6) Tonic effects. Forest honey is energizing not only because of its generous content of natural sugars that give us instant energy and help prevent hypoglycemic states, but also because of its nutritional value, providing important vitamins and minerals that further contribute to raising energy levels.

7) Good for the skin. Honey makes a great natural face mask and helps unclog pores and get rid of blackheads. This combined with its antibacterial effects makes it great for preventing acne breakouts when used consistently. In my experience, it also tightens skin and makes it softer. I apply a layer of raw honey on a make-up free face by gently rubbing it in the skin, let it sit for 20 minutes, after which I wash my face with lukewarm water.

Forest honey and pollen content
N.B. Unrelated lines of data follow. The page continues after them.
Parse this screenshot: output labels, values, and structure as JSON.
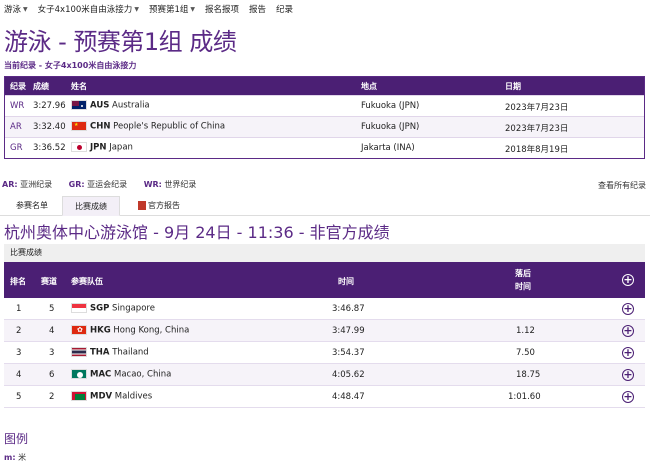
{
  "nav": [
    {
      "label": "游泳",
      "caret": true
    },
    {
      "label": "女子4x100米自由泳接力",
      "caret": true
    },
    {
      "label": "预赛第1组",
      "caret": true
    },
    {
      "label": "报名报项",
      "caret": false
    },
    {
      "label": "报告",
      "caret": false
    },
    {
      "label": "纪录",
      "caret": false
    }
  ],
  "page_title": "游泳 - 预赛第1组 成绩",
  "subtitle": "当前纪录 - 女子4x100米自由泳接力",
  "records": {
    "headers": {
      "record": "纪录",
      "result": "成绩",
      "name": "姓名",
      "venue": "地点",
      "date": "日期"
    },
    "rows": [
      {
        "record": "WR",
        "result": "3:27.96",
        "flag": "AUS",
        "code": "AUS",
        "country": "Australia",
        "venue": "Fukuoka (JPN)",
        "date": "2023年7月23日"
      },
      {
        "record": "AR",
        "result": "3:32.40",
        "flag": "CHN",
        "code": "CHN",
        "country": "People's Republic of China",
        "venue": "Fukuoka (JPN)",
        "date": "2023年7月23日"
      },
      {
        "record": "GR",
        "result": "3:36.52",
        "flag": "JPN",
        "code": "JPN",
        "country": "Japan",
        "venue": "Jakarta (INA)",
        "date": "2018年8月19日"
      }
    ]
  },
  "abbreviations": [
    {
      "code": "AR:",
      "text": "亚洲纪录"
    },
    {
      "code": "GR:",
      "text": "亚运会纪录"
    },
    {
      "code": "WR:",
      "text": "世界纪录"
    }
  ],
  "all_records_link": "查看所有纪录",
  "tabs": [
    {
      "label": "参赛名单",
      "active": false
    },
    {
      "label": "比赛成绩",
      "active": true
    },
    {
      "label": "官方报告",
      "active": false
    }
  ],
  "event_title": "杭州奥体中心游泳馆 - 9月 24日 - 11:36 - 非官方成绩",
  "section_label": "比赛成绩",
  "results": {
    "headers": {
      "rank": "排名",
      "lane": "赛道",
      "team": "参赛队伍",
      "time": "时间",
      "behind_1": "落后",
      "behind_2": "时间"
    },
    "rows": [
      {
        "rank": "1",
        "lane": "5",
        "flag": "SGP",
        "code": "SGP",
        "country": "Singapore",
        "time": "3:46.87",
        "behind": ""
      },
      {
        "rank": "2",
        "lane": "4",
        "flag": "HKG",
        "code": "HKG",
        "country": "Hong Kong, China",
        "time": "3:47.99",
        "behind": "1.12"
      },
      {
        "rank": "3",
        "lane": "3",
        "flag": "THA",
        "code": "THA",
        "country": "Thailand",
        "time": "3:54.37",
        "behind": "7.50"
      },
      {
        "rank": "4",
        "lane": "6",
        "flag": "MAC",
        "code": "MAC",
        "country": "Macao, China",
        "time": "4:05.62",
        "behind": "18.75"
      },
      {
        "rank": "5",
        "lane": "2",
        "flag": "MDV",
        "code": "MDV",
        "country": "Maldives",
        "time": "4:48.47",
        "behind": "1:01.60"
      }
    ]
  },
  "legend": {
    "title": "图例",
    "items": [
      {
        "code": "m:",
        "text": "米"
      }
    ]
  },
  "colors": {
    "brand": "#4b1f74",
    "accent": "#5b2a86"
  }
}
Forest honeys shouldn’t normally contain pollen because they are made from honeydew. However, because honey bees don’t discriminate between food sources, it is possible they collect nectar from flowers that may happen to be in blossom in the area along with honeydew. So forest honeys may still contain pollen, which is added accidentally, meaning they do have allergenic potential. The risk for an allergic reaction is greater for anyone allergic to honey bee secretions which are present in all honey varieties or to pollen in general.

To consider

There is always the possibility of contamination and pollution with heavy metals or various chemicals and a resulting honey that doesn’t deliver the promised benefits. This is why it is important to know the origin of our honey and choose certified organic honey from controlled, closely monitored supply chains or small businesses that cater to clean honey production.

This post was updated on Tuesday / July 28th, 2020 at 9:45 PM